“The Fox Hunt,” oil on canvas, by Winslow Homer, 1893.

New To Each Other

When my first wife and I
were new to each other,
we moved into a cinderblock apartment,
cozy as an eggshell, room enough
for her sewing and my novels and journals.
She kept her hands busy with needles.
I spent thick afternoons inside a book.

To improve our lives together,
we splurged our meager net worth
on a new used car—some car buff’s hobby car,
candy-apple red, lots of chrome and fancy options.
Which took us places we never dreamt we’d go.

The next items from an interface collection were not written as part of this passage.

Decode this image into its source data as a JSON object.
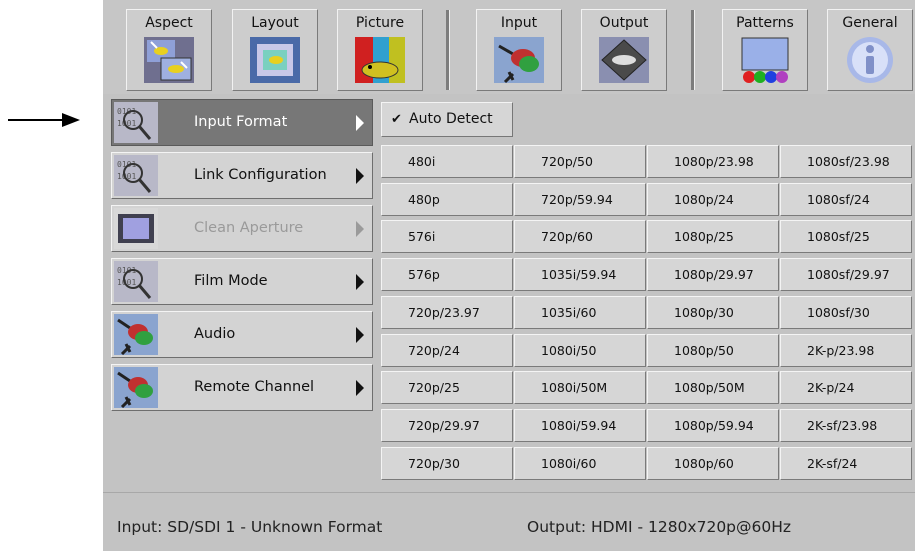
{
  "toolbar": {
    "buttons": [
      {
        "label": "Aspect",
        "icon": "aspect-icon"
      },
      {
        "label": "Layout",
        "icon": "layout-icon"
      },
      {
        "label": "Picture",
        "icon": "picture-icon"
      },
      {
        "label": "Input",
        "icon": "input-connector-icon"
      },
      {
        "label": "Output",
        "icon": "output-vxs-icon"
      },
      {
        "label": "Patterns",
        "icon": "patterns-icon"
      },
      {
        "label": "General",
        "icon": "info-icon"
      }
    ]
  },
  "menu": {
    "items": [
      {
        "label": "Input Format",
        "icon": "magnifier-binary-icon",
        "selected": true
      },
      {
        "label": "Link Configuration",
        "icon": "magnifier-binary-icon"
      },
      {
        "label": "Clean Aperture",
        "icon": "aperture-frame-icon",
        "disabled": true
      },
      {
        "label": "Film Mode",
        "icon": "magnifier-binary-icon"
      },
      {
        "label": "Audio",
        "icon": "rca-connector-icon"
      },
      {
        "label": "Remote Channel",
        "icon": "rca-connector-icon"
      }
    ]
  },
  "formats": {
    "auto_detect": {
      "check": "✔",
      "label": "Auto Detect",
      "checked": true
    },
    "rows": [
      [
        "480i",
        "720p/50",
        "1080p/23.98",
        "1080sf/23.98"
      ],
      [
        "480p",
        "720p/59.94",
        "1080p/24",
        "1080sf/24"
      ],
      [
        "576i",
        "720p/60",
        "1080p/25",
        "1080sf/25"
      ],
      [
        "576p",
        "1035i/59.94",
        "1080p/29.97",
        "1080sf/29.97"
      ],
      [
        "720p/23.97",
        "1035i/60",
        "1080p/30",
        "1080sf/30"
      ],
      [
        "720p/24",
        "1080i/50",
        "1080p/50",
        "2K-p/23.98"
      ],
      [
        "720p/25",
        "1080i/50M",
        "1080p/50M",
        "2K-p/24"
      ],
      [
        "720p/29.97",
        "1080i/59.94",
        "1080p/59.94",
        "2K-sf/23.98"
      ],
      [
        "720p/30",
        "1080i/60",
        "1080p/60",
        "2K-sf/24"
      ]
    ]
  },
  "status": {
    "input": "Input:   SD/SDI 1 - Unknown Format",
    "output": "Output: HDMI - 1280x720p@60Hz"
  },
  "colors": {
    "selected_menu": "#777777",
    "panel": "#c3c3c3",
    "button": "#d6d6d6"
  }
}
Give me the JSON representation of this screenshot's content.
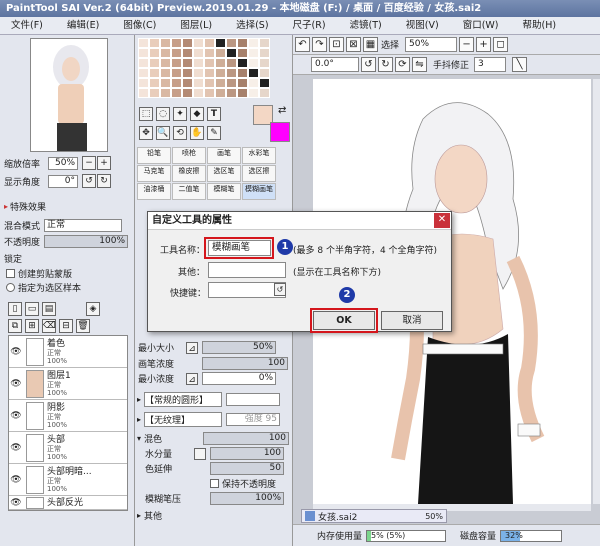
{
  "window": {
    "title": "PaintTool SAI Ver.2 (64bit) Preview.2019.01.29 - 本地磁盘 (F:) / 桌面 / 百度经验 / 女孩.sai2"
  },
  "menu": [
    "文件(F)",
    "编辑(E)",
    "图像(C)",
    "图层(L)",
    "选择(S)",
    "尺子(R)",
    "滤镜(T)",
    "视图(V)",
    "窗口(W)",
    "帮助(H)"
  ],
  "navigator": {
    "zoom_label": "缩放倍率",
    "zoom_value": "50%",
    "angle_label": "显示角度",
    "angle_value": "0°"
  },
  "layer_props": {
    "special_effects": "特殊效果",
    "blend_mode_label": "混合模式",
    "blend_mode_value": "正常",
    "opacity_label": "不透明度",
    "opacity_value": "100%",
    "lock_label": "锁定",
    "clip_mask_label": "创建剪贴蒙版",
    "selection_source_label": "指定为选区样本"
  },
  "layers": [
    {
      "name": "着色",
      "mode": "正常",
      "opacity": "100%"
    },
    {
      "name": "图层1",
      "mode": "正常",
      "opacity": "100%"
    },
    {
      "name": "阴影",
      "mode": "正常",
      "opacity": "100%"
    },
    {
      "name": "头部",
      "mode": "正常",
      "opacity": "100%"
    },
    {
      "name": "头部明暗...",
      "mode": "正常",
      "opacity": "100%"
    },
    {
      "name": "头部反光",
      "mode": "",
      "opacity": ""
    }
  ],
  "tools": [
    "铅笔",
    "喷枪",
    "画笔",
    "水彩笔",
    "马克笔",
    "橡皮擦",
    "选区笔",
    "选区擦",
    "油漆桶",
    "二值笔",
    "模糊笔",
    "模糊画笔"
  ],
  "brush_settings": {
    "min_size_label": "最小大小",
    "min_size_value": "50%",
    "density_label": "画笔浓度",
    "density_value": "100",
    "min_density_label": "最小浓度",
    "min_density_value": "0%",
    "shape_label": "【常规的圆形】",
    "texture_label": "【无纹理】",
    "texture_strength": "强度 95",
    "mix_label": "混色",
    "mix_value": "100",
    "water_label": "水分量",
    "water_value": "100",
    "extend_label": "色延伸",
    "extend_value": "50",
    "keep_opacity_label": "保持不透明度",
    "pressure_label": "模糊笔压",
    "pressure_value": "100%",
    "other_label": "其他"
  },
  "canvas_toolbar": {
    "select_label": "选择",
    "zoom_value": "50%",
    "angle_value": "0.0°",
    "stabilizer_label": "手抖修正",
    "stabilizer_value": "3"
  },
  "status": {
    "doc_name": "女孩.sai2",
    "doc_zoom": "50%",
    "memory_label": "内存使用量",
    "memory_value": "5% (5%)",
    "disk_label": "磁盘容量",
    "disk_value": "32%"
  },
  "dialog": {
    "title": "自定义工具的属性",
    "name_label": "工具名称：",
    "name_value": "模糊画笔",
    "name_hint": "(最多 8 个半角字符，4 个全角字符)",
    "other_label": "其他：",
    "other_hint": "(显示在工具名称下方)",
    "shortcut_label": "快捷键：",
    "ok_label": "OK",
    "cancel_label": "取消"
  },
  "markers": [
    "1",
    "2"
  ],
  "colors": {
    "primary": "#f3d7c5",
    "secondary": "#ff00ff",
    "highlight": "#d4161c",
    "marker": "#1f3aa8"
  }
}
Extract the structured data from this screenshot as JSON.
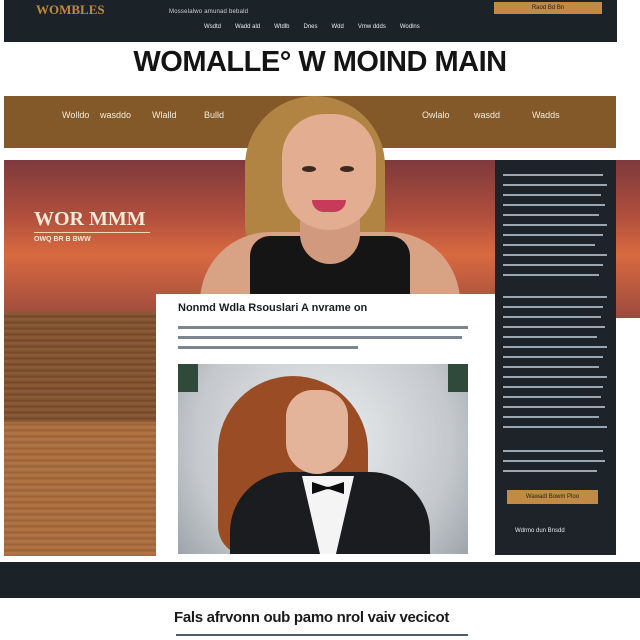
{
  "header": {
    "logo": "WOMBLES",
    "tagline": "Mosselalwo amunad bebald",
    "nav": [
      "Wsdtd",
      "Wadd ald",
      "Wtdlb",
      "Dnes",
      "Wdd",
      "Vmw ddds",
      "Wodlns"
    ],
    "cta": "Raod Bd Bn"
  },
  "headline": "WOMALLE° W MOIND MAIN",
  "main_nav": {
    "left": [
      "Wolldo",
      "wasddo",
      "Wlalld",
      "Bulld"
    ],
    "right": [
      "Owlalo",
      "wasdd",
      "Wadds"
    ]
  },
  "hero": {
    "title": "WOR MMM",
    "subtitle": "OWQ BR B BWW"
  },
  "article": {
    "title": "Nonmd Wdla Rsouslari A nvrame on"
  },
  "sidebar": {
    "button": "Wawadl Bowm Ploo",
    "footer": "Wdrmo dun Bnsdd"
  },
  "footer": {
    "text": "Fals afrvonn oub pamo nrol vaiv vecicot"
  },
  "colors": {
    "dark": "#1c2328",
    "accent": "#c28b45",
    "brown_nav": "#84592a",
    "hero_sunset": "#d86a40"
  }
}
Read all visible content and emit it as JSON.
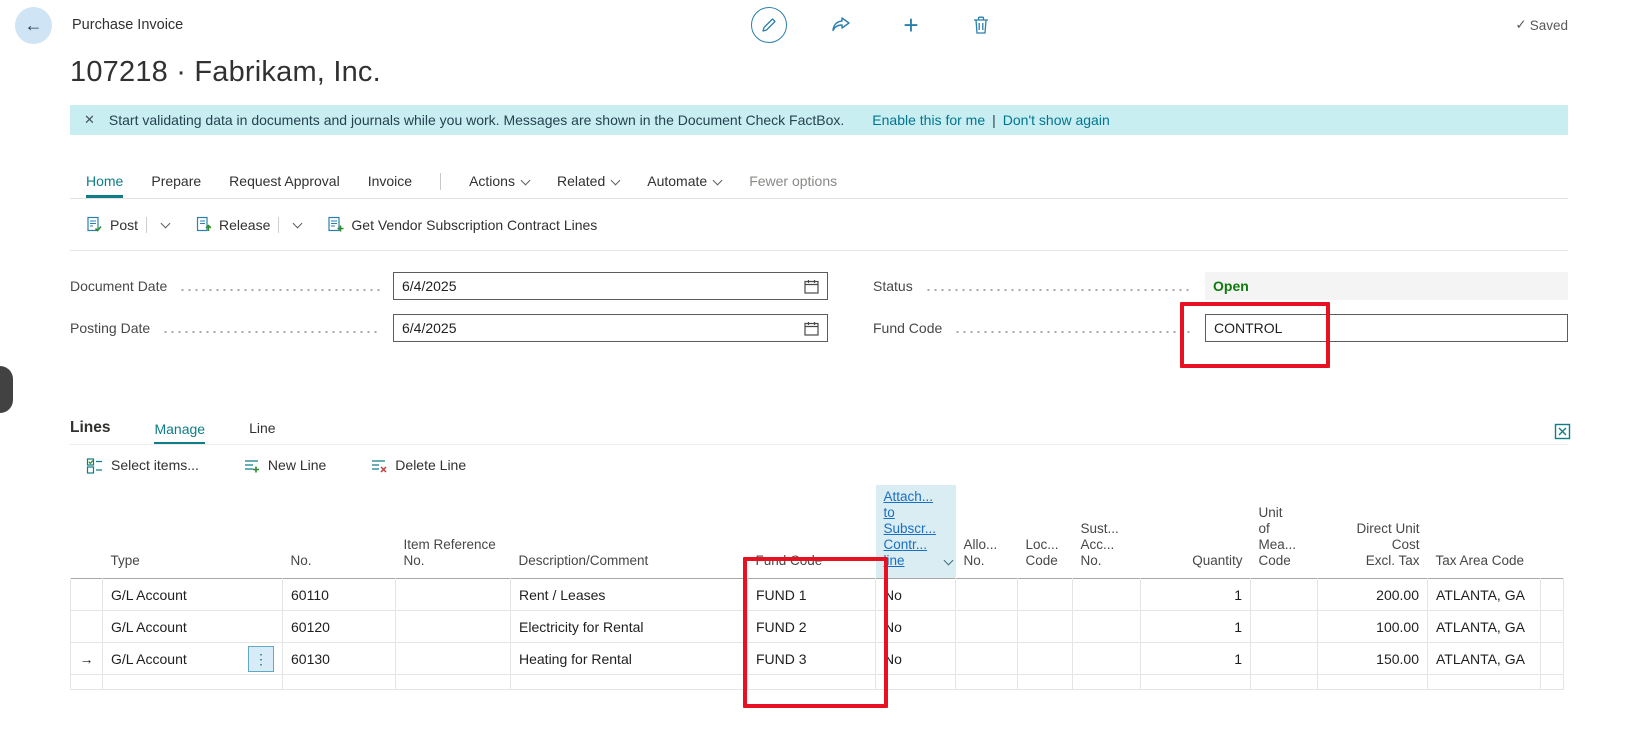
{
  "topbar": {
    "page_type": "Purchase Invoice",
    "saved": "Saved"
  },
  "page": {
    "title": "107218 · Fabrikam, Inc."
  },
  "banner": {
    "message": "Start validating data in documents and journals while you work. Messages are shown in the Document Check FactBox.",
    "action1": "Enable this for me",
    "divider": "|",
    "action2": "Don't show again"
  },
  "menu_tabs": {
    "home": "Home",
    "prepare": "Prepare",
    "request_approval": "Request Approval",
    "invoice": "Invoice",
    "actions": "Actions",
    "related": "Related",
    "automate": "Automate",
    "fewer_options": "Fewer options"
  },
  "command_bar": {
    "post": "Post",
    "release": "Release",
    "get_lines": "Get Vendor Subscription Contract Lines"
  },
  "form": {
    "document_date_label": "Document Date",
    "document_date_value": "6/4/2025",
    "posting_date_label": "Posting Date",
    "posting_date_value": "6/4/2025",
    "status_label": "Status",
    "status_value": "Open",
    "fund_code_label": "Fund Code",
    "fund_code_value": "CONTROL"
  },
  "lines": {
    "title": "Lines",
    "tab_manage": "Manage",
    "tab_line": "Line",
    "toolbar": {
      "select_items": "Select items...",
      "new_line": "New Line",
      "delete_line": "Delete Line"
    },
    "columns": {
      "type": "Type",
      "no": "No.",
      "item_ref": "Item Reference\nNo.",
      "description": "Description/Comment",
      "fund_code": "Fund Code",
      "attach": "Attach...\nto\nSubscr...\nContr...\nline",
      "allo": "Allo...\nNo.",
      "loc": "Loc...\nCode",
      "sust": "Sust...\nAcc...\nNo.",
      "quantity": "Quantity",
      "uom": "Unit\nof\nMea...\nCode",
      "direct_cost": "Direct Unit Cost\nExcl. Tax",
      "tax_area": "Tax Area Code"
    },
    "rows": [
      {
        "cells": [
          "G/L Account",
          "60110",
          "",
          "Rent / Leases",
          "FUND 1",
          "No",
          "",
          "",
          "",
          "1",
          "",
          "200.00",
          "ATLANTA, GA"
        ]
      },
      {
        "cells": [
          "G/L Account",
          "60120",
          "",
          "Electricity for Rental",
          "FUND 2",
          "No",
          "",
          "",
          "",
          "1",
          "",
          "100.00",
          "ATLANTA, GA"
        ]
      },
      {
        "cells": [
          "G/L Account",
          "60130",
          "",
          "Heating for Rental",
          "FUND 3",
          "No",
          "",
          "",
          "",
          "1",
          "",
          "150.00",
          "ATLANTA, GA"
        ]
      }
    ]
  },
  "icons": {
    "back": "←",
    "edit": "pencil",
    "share": "share-arrow",
    "add": "+",
    "delete": "trash-can",
    "saved_check": "✓",
    "close": "✕",
    "calendar": "calendar-grid",
    "chevron": "chevron-down",
    "row_pointer": "→",
    "more": "⋮"
  },
  "colors": {
    "accent_teal": "#0d7d87",
    "icon_blue": "#2b7fad",
    "link_blue": "#1a6fc4",
    "status_green": "#0e7a0e",
    "annotation_red": "#e81123",
    "banner_bg": "#c9eef2"
  }
}
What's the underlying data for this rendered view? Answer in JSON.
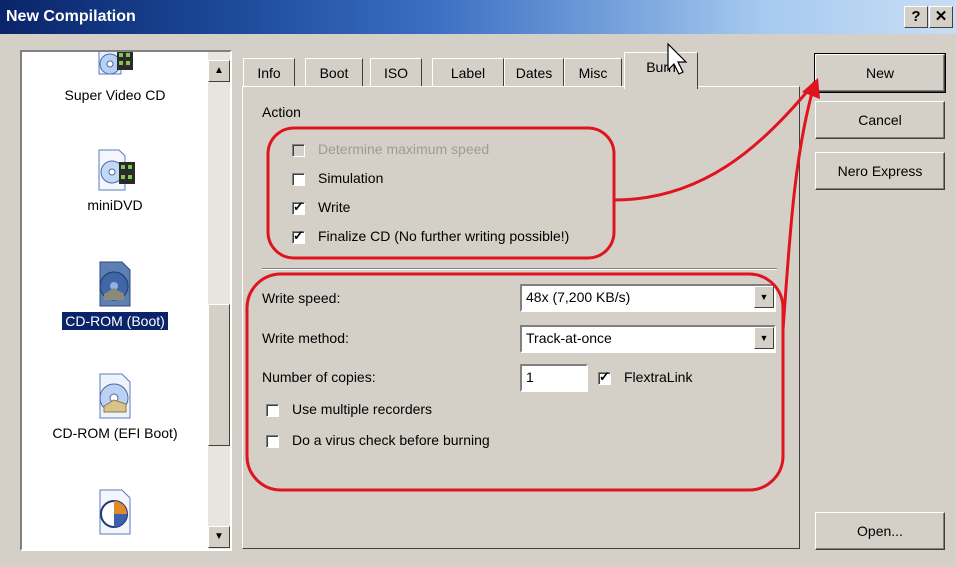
{
  "window": {
    "title": "New Compilation",
    "help_label": "?",
    "close_label": "✕"
  },
  "compilation_list": {
    "items": [
      {
        "label": "Super Video CD",
        "icon": "super-video-cd-icon",
        "selected": false
      },
      {
        "label": "miniDVD",
        "icon": "minidvd-icon",
        "selected": false
      },
      {
        "label": "CD-ROM (Boot)",
        "icon": "cd-rom-boot-icon",
        "selected": true
      },
      {
        "label": "CD-ROM (EFI Boot)",
        "icon": "cd-rom-efi-boot-icon",
        "selected": false
      },
      {
        "label": "",
        "icon": "disc-document-icon",
        "selected": false
      }
    ]
  },
  "tabs": [
    {
      "label": "Info",
      "active": false
    },
    {
      "label": "Boot",
      "active": false
    },
    {
      "label": "ISO",
      "active": false
    },
    {
      "label": "Label",
      "active": false
    },
    {
      "label": "Dates",
      "active": false
    },
    {
      "label": "Misc",
      "active": false
    },
    {
      "label": "Burn",
      "active": true
    }
  ],
  "burn": {
    "action_heading": "Action",
    "determine_max_speed": {
      "label": "Determine maximum speed",
      "checked": false,
      "enabled": false
    },
    "simulation": {
      "label": "Simulation",
      "checked": false
    },
    "write": {
      "label": "Write",
      "checked": true
    },
    "finalize": {
      "label": "Finalize CD (No further writing possible!)",
      "checked": true
    },
    "write_speed": {
      "label": "Write speed:",
      "value": "48x (7,200 KB/s)"
    },
    "write_method": {
      "label": "Write method:",
      "value": "Track-at-once"
    },
    "copies": {
      "label": "Number of copies:",
      "value": "1"
    },
    "flextralink": {
      "label": "FlextraLink",
      "checked": true
    },
    "multiple_recorders": {
      "label": "Use multiple recorders",
      "checked": false
    },
    "virus_check": {
      "label": "Do a virus check before burning",
      "checked": false
    }
  },
  "buttons": {
    "new": "New",
    "cancel": "Cancel",
    "nero_express": "Nero Express",
    "open": "Open..."
  },
  "colors": {
    "annotation": "#e0141e",
    "selection": "#0a246a"
  }
}
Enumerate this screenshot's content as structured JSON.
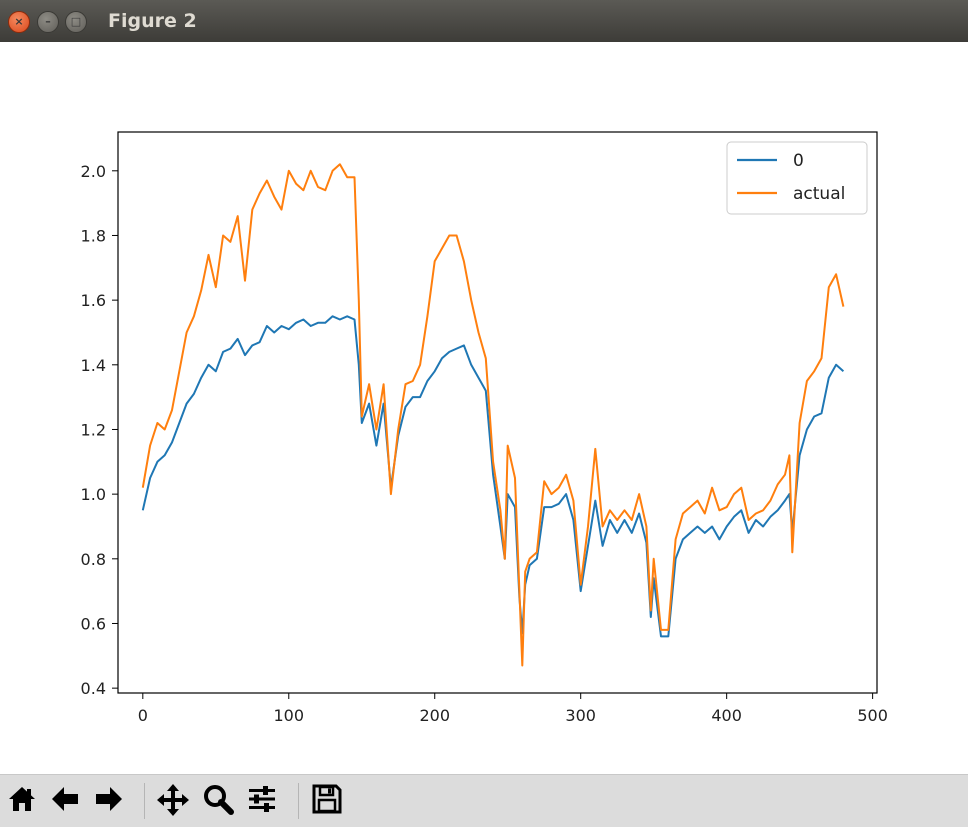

She expected the new machine be kept clean,
something I’d scarce considered,
but consented reluctantly to wash it
that first Saturday she’d complained
of dirt and worried the sun might ruin
the car’s sugared luster.
And soon after,
expressed her dismay I’d neglected
to polish the chrome—common sense
car-care she’d learned from
her big brother’s penchant for sports cars
and cruising Main looking grand.

That very evening
I tore a hole in a sock, offered it up
to her sewing box, but later spied
my request in the garbage.
She’d be damned, she said, before she’d
darn it.  Which set me back to admire

my dear old mom, who’d made a career
of mending, washing, ironing, and more.
Which I shouldn’t have spoken
aloud, as we drove with a cloud of dust
chasing after us, my bride’s teeth clenched
and needles clacking. Leather bucket seats,
separated by a mahogany console

and a bitter draft from the optional AC
pouring into the space between.

Voodoo Mood

Three of us manned steaks on the grill,
boozy and a bit melancholy as late afternoon
clouds of gunmetal-blue roiled our horizon.

Through patio glass, we could hear the wives
clinking fiesta-ware, forks and spoons and knives,
their laughter boiling up from easy chatter.

We had almost nothing to say, us three, till
a voodoo mood covered the sun, chilled us
to whisper, shoulder to shoulder, youthful memories

of birds and beasts we’d shot just for the hell of it,
just for the suffering and gore. One said
he’d lie prone beside a boulder, wait for prairie dogs,

and plink them dead, one by one, as they rose
to sample daylight.  Hundreds, he said.  He’d swing ‘em
by the tail, sling ‘em into the weeds. Walk home

and never look back. The other grinned and said
he’d scatter-gunned dozens of magpies he’d baited
in a wire cage.  And I said . . . well . . .

I don’t want to say what I said, and I’m sorry
I said it.  Each of us, older now, cringed to know
how limited the pleasures our cruelties had won.

And as we sat beside our vivacious wives
—as each exclaimed how tender the meat on her plate—
we chewed and chewed.  And struggled to swallow.


Lowell Jaeger (Montana Poet Laureate 2017-2019) is founding editor of Many Voices Press, author of seven collections of poems, recipient of fellowships from the National Endowment for the Arts and the Montana Arts Council, and winner of the Grolier Poetry Peace Prize. Most recently Jaeger was awarded the Montana Governor’s Humanities Award for his work in promoting thoughtful civic discourse.